Themes and Meanings
This story presents a personal crisis of a kind that is common in the lives of working and middle-class men and women: the dilemma of choosing between satisfying their own personal needs and meeting the needs of their dependents. The immediate circumstances of their lives prevent them from having both. For example, for Elijah to meet the needs of the family to which he is committed by marriage and parenthood, he must sacrifice a personally satisfying worklife and the object that he sees as the means of fulfilling his dream of emotional satisfaction. If he chooses to serve himself, he will betray and neglect his family.

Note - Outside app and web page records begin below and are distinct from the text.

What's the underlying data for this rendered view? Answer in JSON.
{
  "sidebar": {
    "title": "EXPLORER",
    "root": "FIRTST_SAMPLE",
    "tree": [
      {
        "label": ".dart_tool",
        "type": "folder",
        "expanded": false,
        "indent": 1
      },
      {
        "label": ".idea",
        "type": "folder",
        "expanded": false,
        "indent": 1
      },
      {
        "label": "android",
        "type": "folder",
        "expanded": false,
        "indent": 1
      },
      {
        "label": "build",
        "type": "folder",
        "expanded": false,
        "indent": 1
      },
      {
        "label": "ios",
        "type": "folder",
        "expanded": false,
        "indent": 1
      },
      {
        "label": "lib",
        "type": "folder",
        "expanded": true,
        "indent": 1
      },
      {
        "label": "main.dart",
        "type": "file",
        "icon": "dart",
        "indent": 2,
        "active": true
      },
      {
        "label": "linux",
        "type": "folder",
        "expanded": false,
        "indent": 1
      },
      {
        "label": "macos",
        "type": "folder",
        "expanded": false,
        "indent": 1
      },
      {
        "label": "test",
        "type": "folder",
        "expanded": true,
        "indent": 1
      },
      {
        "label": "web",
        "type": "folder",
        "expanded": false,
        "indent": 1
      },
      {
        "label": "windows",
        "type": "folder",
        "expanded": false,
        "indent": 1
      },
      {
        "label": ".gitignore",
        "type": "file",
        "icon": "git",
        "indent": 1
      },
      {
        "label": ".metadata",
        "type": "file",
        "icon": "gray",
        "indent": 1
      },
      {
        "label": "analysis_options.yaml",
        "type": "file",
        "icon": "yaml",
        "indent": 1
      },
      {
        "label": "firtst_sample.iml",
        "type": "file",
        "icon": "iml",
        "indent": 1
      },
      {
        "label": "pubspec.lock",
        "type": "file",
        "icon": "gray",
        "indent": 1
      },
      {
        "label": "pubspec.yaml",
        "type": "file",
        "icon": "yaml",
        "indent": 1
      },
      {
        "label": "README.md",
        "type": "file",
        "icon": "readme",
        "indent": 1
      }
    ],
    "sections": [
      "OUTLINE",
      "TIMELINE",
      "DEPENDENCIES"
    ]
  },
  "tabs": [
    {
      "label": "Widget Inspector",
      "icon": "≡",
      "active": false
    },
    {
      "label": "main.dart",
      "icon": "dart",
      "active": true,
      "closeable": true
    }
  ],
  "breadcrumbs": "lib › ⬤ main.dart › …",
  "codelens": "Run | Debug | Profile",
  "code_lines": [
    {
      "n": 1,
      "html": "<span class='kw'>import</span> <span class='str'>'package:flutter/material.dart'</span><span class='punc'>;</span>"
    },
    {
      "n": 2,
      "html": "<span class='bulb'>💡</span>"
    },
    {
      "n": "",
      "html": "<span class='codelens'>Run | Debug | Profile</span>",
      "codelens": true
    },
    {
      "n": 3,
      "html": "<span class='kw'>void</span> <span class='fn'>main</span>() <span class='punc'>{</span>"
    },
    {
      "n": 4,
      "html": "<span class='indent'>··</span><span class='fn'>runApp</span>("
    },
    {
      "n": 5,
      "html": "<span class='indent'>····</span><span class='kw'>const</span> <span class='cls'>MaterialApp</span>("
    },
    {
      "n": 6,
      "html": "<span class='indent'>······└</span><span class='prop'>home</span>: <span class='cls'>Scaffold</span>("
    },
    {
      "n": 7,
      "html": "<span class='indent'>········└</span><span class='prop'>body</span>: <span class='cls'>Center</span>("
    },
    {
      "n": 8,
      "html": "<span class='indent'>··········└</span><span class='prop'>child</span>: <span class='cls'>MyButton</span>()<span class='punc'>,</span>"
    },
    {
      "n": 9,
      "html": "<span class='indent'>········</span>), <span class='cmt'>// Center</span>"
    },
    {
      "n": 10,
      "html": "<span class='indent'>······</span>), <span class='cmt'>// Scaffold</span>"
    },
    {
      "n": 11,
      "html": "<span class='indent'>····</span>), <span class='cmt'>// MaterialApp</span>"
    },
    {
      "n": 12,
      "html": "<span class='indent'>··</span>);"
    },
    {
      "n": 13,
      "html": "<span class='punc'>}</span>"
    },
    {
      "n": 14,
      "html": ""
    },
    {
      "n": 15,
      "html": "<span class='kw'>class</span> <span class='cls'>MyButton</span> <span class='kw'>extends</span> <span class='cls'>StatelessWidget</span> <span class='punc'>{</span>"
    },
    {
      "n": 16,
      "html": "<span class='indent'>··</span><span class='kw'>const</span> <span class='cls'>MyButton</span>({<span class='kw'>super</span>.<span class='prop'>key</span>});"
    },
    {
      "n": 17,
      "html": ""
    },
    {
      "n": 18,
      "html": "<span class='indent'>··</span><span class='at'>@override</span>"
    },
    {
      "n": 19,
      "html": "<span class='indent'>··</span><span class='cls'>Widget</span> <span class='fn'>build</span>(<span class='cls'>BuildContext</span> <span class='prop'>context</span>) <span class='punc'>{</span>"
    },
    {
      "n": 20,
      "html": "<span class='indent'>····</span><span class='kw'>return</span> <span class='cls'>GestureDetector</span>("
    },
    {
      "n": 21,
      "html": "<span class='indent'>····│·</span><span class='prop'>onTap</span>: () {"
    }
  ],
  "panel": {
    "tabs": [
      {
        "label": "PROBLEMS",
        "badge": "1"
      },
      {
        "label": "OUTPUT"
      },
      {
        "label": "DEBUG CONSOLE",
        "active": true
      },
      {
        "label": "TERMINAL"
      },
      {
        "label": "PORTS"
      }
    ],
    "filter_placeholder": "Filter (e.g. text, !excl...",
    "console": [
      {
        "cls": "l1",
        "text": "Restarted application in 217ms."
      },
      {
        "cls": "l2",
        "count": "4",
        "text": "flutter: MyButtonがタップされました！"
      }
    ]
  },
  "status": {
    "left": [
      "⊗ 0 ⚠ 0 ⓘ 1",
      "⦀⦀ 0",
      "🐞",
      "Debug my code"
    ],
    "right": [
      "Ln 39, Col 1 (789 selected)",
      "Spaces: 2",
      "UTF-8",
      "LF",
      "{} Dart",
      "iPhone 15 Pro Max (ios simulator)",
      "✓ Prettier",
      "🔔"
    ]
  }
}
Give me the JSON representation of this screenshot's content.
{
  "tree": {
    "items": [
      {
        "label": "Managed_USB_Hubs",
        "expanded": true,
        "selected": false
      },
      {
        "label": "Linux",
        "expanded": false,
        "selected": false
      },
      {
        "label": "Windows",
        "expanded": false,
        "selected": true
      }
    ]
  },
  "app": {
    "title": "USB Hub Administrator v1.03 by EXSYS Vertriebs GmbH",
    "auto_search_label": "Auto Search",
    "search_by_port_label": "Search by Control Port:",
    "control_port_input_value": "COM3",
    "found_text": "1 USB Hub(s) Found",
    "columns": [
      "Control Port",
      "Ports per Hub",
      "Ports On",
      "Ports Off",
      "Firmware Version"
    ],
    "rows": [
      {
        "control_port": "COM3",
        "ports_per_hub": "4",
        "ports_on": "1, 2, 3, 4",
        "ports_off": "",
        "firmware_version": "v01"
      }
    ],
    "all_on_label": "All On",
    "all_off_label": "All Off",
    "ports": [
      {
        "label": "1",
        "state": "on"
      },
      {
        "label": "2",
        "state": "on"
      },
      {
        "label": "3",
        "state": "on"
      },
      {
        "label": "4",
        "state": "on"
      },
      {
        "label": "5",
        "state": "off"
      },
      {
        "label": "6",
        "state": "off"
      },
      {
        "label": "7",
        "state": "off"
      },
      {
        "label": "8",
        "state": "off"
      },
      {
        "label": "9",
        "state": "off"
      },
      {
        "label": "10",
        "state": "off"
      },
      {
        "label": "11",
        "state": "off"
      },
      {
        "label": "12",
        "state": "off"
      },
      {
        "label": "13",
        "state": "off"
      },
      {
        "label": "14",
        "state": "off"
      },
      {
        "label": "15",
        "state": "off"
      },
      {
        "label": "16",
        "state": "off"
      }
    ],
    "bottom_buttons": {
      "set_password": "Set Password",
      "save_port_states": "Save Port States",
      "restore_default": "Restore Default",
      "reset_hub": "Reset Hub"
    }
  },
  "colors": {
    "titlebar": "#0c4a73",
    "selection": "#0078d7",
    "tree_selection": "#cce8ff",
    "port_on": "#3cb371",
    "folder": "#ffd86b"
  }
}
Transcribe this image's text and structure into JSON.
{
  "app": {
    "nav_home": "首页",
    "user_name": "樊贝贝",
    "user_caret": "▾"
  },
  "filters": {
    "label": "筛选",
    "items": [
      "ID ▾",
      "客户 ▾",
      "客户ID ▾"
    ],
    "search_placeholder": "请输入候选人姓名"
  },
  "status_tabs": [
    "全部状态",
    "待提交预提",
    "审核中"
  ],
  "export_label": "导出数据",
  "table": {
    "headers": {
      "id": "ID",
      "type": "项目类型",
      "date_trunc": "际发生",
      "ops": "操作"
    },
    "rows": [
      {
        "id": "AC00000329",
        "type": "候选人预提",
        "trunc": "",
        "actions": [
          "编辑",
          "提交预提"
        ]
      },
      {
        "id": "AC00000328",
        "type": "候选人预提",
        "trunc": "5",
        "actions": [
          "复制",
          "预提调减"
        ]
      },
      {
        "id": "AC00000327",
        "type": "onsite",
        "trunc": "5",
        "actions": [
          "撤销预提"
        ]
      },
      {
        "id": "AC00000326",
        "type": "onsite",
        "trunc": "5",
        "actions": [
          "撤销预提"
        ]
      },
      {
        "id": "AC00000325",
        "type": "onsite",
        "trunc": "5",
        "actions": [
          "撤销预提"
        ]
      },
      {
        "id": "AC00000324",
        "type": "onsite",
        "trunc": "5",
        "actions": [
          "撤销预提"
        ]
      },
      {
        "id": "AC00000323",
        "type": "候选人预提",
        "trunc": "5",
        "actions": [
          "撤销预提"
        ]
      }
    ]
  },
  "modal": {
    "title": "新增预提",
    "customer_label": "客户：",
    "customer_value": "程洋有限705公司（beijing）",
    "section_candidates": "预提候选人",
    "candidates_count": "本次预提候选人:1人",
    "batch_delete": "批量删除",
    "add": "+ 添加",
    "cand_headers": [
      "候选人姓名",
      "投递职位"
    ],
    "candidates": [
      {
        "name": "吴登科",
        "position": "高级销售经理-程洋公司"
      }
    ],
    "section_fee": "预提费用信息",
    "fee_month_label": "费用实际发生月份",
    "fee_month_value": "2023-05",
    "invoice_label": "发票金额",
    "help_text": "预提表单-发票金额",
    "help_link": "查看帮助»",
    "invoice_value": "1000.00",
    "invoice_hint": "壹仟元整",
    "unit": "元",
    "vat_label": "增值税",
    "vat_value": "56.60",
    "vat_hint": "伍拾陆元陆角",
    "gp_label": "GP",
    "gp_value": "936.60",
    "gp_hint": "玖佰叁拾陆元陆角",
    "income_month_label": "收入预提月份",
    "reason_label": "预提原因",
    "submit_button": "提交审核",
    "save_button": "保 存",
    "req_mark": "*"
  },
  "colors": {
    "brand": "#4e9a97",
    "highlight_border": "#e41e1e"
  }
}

One approach to resolving dilemmas of this kind is to identify one’s personal values and rank them, then choose what is the most valuable, even at the cost of losing what is less valuable. Clarification often involves a realistic look at one’s life, in order to see if a valued aspect might actually be an illusion. Cyrus Colter’s story dramatizes that process in the life of an ordinary person. In Elijah’s case, everything that is at stake is strongly charged with emotion and seems to be very valuable; therefore the process of clarification, ranking, decision making, and right action is difficult and painful. Colter does not promise that his character’s life will henceforth be entirely happy. The story leaves it to the reader to decide whether Elijah makes the wise choice.